Inside the Legco walkout: how pro-establishment lawmakers used opponents’ own tactics to turn the tables
Councillors adopt tactic used by pan-democrats in using quorum call to force adjournment of Legislative Council proceedings
While a large media pack gathered at the High Court on Tuesday night waiting for its ruling on the government’s unprecedented legal bid to disqualify two newly elected separatist lawmakers, pro-establishment politicians were also following the development closely through live television reports.
Soon after the court denied the administration an interim injunction to bar Youngspiration pair Sixtus Baggio Leung Chung-hang and Yau Wai-ching from retaking their oaths, a message popped up in the camp’s Whatsapp message group. “Perhaps we should reconsider Paul Tse Wai-chun’s suggestion to stage a walkout tomorrow,” the text read.
Watch: The Legco walkout drama
Tse had earlier called on his allies to force an adjournment of Wednesday’s Legislative Council meeting and second swearing-in ceremony for those whose oaths were invalidated, unless the duo apologised for their “inappropriate and offensive” behaviour.
They had offended many by referring to China as “Chee-na”, which sounded like the derogatory Shina used by Japan during the second world war.
A number of them from various pro-establishment parties immediately echoed the call. At around 1am, the Beijing-friendly bloc finally decided to call an urgent meeting at 9am the next day to work on their action.
But that was not an easy decision as adopting Tse’s plan would imply a complete U-turn.
Just two days ago, four pro-Beijing lawyers-turned-lawmakers – including Holden Chow Ho-ding of the Democratic Alliance for the Betterment and Progress of Hong Kong and Priscilla Leung Mei-fun of the Business and Professionals Alliance – had slammed Tse’s idea at a joint press conference, saying a forced adjournment would be a huge blow to Legco.
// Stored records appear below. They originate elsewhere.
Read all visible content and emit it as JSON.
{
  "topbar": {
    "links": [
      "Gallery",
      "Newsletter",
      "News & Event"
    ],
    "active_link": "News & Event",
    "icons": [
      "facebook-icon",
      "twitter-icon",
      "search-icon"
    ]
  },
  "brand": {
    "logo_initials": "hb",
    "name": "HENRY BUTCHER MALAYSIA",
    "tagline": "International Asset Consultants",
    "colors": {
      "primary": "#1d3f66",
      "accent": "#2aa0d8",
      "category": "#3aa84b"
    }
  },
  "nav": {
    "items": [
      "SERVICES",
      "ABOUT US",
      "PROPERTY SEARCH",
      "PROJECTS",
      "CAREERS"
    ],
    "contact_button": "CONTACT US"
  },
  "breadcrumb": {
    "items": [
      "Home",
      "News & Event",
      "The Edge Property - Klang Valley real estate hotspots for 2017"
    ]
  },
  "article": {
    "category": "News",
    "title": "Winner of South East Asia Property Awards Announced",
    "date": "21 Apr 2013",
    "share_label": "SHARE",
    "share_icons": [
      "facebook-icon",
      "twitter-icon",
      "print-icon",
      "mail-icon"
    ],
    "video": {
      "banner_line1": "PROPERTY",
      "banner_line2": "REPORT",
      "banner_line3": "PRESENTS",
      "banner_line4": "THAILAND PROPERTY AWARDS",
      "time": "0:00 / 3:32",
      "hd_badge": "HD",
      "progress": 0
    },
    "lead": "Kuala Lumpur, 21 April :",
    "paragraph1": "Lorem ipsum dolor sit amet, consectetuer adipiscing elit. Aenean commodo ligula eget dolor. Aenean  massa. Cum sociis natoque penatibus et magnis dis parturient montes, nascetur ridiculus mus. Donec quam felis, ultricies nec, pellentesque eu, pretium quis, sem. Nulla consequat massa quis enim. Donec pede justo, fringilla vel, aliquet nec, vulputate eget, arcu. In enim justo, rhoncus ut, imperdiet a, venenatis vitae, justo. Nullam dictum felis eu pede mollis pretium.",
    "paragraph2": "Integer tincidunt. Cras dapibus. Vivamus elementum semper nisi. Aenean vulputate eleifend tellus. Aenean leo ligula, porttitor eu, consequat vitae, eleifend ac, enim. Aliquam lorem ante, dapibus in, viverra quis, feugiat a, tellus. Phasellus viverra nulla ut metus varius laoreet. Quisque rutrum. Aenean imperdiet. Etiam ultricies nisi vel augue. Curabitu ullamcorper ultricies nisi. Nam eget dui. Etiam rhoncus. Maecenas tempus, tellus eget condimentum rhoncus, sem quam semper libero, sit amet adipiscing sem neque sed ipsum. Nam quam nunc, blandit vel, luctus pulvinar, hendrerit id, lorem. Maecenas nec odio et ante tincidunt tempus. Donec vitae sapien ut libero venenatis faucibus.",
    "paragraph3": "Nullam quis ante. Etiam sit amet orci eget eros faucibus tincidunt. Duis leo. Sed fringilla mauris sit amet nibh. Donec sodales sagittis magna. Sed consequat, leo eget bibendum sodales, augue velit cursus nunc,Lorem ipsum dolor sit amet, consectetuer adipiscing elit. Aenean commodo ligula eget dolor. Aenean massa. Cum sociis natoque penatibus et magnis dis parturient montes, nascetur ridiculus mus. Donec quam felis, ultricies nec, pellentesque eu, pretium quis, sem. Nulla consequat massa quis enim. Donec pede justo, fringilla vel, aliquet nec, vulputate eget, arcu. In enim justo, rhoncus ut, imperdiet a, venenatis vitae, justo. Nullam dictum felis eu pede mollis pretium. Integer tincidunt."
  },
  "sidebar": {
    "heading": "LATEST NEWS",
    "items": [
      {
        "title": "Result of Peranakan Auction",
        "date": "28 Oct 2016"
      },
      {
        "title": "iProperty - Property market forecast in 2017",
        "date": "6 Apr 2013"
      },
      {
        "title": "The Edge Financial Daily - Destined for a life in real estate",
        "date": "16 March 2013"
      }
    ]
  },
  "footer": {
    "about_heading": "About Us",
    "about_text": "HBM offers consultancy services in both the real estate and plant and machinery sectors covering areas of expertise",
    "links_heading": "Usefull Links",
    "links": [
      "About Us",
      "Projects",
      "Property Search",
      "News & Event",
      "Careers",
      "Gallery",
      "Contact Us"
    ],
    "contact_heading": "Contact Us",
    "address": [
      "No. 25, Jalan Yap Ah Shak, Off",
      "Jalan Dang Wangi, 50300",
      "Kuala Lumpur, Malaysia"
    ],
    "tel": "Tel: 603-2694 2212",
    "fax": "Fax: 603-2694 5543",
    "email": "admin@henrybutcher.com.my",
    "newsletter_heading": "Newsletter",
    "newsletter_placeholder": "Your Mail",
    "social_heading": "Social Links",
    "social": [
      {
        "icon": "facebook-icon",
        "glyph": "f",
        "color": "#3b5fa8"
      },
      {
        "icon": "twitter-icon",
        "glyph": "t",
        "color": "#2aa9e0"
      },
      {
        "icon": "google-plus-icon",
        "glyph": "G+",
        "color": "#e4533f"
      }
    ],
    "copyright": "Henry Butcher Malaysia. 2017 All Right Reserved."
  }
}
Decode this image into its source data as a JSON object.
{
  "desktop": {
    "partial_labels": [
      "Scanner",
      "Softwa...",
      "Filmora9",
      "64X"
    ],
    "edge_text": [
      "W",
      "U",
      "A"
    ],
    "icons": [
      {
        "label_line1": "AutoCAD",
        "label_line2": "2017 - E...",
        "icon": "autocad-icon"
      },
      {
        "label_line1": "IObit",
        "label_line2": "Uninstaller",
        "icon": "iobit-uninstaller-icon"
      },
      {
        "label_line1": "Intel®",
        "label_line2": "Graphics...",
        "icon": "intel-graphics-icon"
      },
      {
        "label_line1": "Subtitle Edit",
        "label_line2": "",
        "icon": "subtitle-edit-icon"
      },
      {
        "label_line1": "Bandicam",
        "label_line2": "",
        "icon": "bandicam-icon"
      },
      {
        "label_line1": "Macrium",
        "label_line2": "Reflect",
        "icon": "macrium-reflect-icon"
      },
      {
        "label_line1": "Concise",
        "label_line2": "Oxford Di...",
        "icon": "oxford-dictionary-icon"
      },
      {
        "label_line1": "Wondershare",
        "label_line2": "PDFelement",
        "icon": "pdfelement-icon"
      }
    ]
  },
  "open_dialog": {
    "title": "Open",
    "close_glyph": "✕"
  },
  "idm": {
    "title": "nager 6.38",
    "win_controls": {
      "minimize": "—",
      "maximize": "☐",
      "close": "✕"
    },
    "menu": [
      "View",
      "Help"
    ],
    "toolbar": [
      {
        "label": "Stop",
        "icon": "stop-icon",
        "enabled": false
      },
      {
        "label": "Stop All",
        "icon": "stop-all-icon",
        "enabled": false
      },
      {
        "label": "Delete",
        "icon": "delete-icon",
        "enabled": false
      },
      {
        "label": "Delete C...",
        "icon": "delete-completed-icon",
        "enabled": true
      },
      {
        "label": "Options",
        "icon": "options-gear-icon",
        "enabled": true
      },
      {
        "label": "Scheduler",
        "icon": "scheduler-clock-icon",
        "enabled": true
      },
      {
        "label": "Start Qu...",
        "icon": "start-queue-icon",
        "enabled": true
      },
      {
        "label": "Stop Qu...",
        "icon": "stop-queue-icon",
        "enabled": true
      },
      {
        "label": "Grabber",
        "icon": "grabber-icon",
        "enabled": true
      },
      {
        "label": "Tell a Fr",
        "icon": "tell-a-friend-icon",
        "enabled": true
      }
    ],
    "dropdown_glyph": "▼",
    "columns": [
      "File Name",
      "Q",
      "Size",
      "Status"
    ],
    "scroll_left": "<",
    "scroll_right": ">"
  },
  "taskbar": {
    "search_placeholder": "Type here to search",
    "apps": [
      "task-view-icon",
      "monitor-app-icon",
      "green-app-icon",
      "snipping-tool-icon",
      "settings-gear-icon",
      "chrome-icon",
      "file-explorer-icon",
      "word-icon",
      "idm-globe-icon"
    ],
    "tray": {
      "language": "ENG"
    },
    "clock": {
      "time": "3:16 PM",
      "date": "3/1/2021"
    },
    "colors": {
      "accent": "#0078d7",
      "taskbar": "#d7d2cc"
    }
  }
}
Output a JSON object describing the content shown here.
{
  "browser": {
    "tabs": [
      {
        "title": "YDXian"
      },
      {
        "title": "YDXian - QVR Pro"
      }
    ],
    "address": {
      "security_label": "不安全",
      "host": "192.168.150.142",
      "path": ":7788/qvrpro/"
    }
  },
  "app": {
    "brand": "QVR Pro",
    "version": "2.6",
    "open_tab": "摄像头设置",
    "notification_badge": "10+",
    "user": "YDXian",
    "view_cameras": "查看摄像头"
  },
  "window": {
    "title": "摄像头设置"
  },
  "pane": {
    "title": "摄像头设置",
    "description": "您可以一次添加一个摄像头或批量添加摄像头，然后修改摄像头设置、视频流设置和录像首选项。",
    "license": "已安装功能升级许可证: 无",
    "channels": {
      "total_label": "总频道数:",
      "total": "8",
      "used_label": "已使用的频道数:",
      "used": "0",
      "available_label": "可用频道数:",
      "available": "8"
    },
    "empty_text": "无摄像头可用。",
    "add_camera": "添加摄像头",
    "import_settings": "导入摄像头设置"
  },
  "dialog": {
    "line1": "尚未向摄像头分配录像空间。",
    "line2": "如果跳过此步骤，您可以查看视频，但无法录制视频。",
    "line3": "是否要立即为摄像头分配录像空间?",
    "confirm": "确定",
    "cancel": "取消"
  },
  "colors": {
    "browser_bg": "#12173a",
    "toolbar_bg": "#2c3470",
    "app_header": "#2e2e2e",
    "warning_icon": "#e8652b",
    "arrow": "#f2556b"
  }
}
The pro-establishment camp has already spent months recovering from a bungled, if not farcical walkout last year, when they failed to buy time to wait for a senior colleague and left only eight allies to vote for Hong Kong’s Beijing-decreed electoral reform.
New People’s Party chairwoman Regina Ip Lau Suk-yee on Wednesday dismissed accusations that they were buying time in collaboration with the government, although a few members admitted the administration’s unprecedented legal challenge – led by Chief Executive Leung Chun-ying – had indeed given them a strong boost in taking this step.
“Some of us did indeed have reservations about staging a walkout,” said a pro-establishment lawmaker who asked not to be named, referring to Ip who was quoted as arguing such a move would cost them public support
“But why couldn’t we do something when even the government has made such a move? We do not want to appear feebler than the administration.”
The strong public outcry against the localists’ antics was also part of the reasons which pushed the pro-establishment camp, whose voter base cares about patriotism, to force the adjournment of the meeting by calling for a quorum – a tactic it had regularly condemned the pan-democrats for using during the last Legco term.
Indeed, public sentiment has grown against the Youngspiration pair since last Wednesday.
Various pro-establishment and Beijing-friendly organisations have run more than a dozen adverts in local newspapers, urging the duo to apologise or even resign. One of the statements was issued by more than 200 historians and educators, including former chief curator of the Hong Kong History Museum Joseph Ting Sun-pao.
One lesson the camp has learned this time is to make sure the four Liberal Party lawmakers are on board before the final showdown.
The pro-business Liberals, who were strong advocates of the “ABC” or “Anyone but CY” drive, did not join the walkout last year, but this time they played ball.
Another pro-establishment lawmaker, who agreed the move would be “a show of force” to the localists, also pointed out the “low cost” of their action this time.
“Take a look at the agenda – all the items on the list are something we are opposed to,” he said, referring to pan-democrats’ bid to set up a select committee to investigate the HK$50 million Leung Chun-ying received from Australian engineering firm UGL.
“There are also no bills which require urgent approval in our very first year of the term – why should we bother?”
There could still be a price to pay, though. At the least, the image of the city’s legislature took a drubbing as it descended into chaos and virtual farce yesterday.
Rival camps pointed fingers and hurled objects at each other in front of the media cameras, putting what many have condemned as “kindergarten behaviour” on full public display, both for the local and international audiences.
After the walkout, as pro-establishment lawmakers put on a united front for the media, explaining the rationale behind their action, “Long Hair” Leung Kwok-hung of the League of Social Democrats threw luncheon meat at them in protest.
The canned food has become a symbol against filibusters after former conservative lawmaker Wong Kwok-hing measured the cost of marathon debates in terms of luncheon meat that could have been bought instead.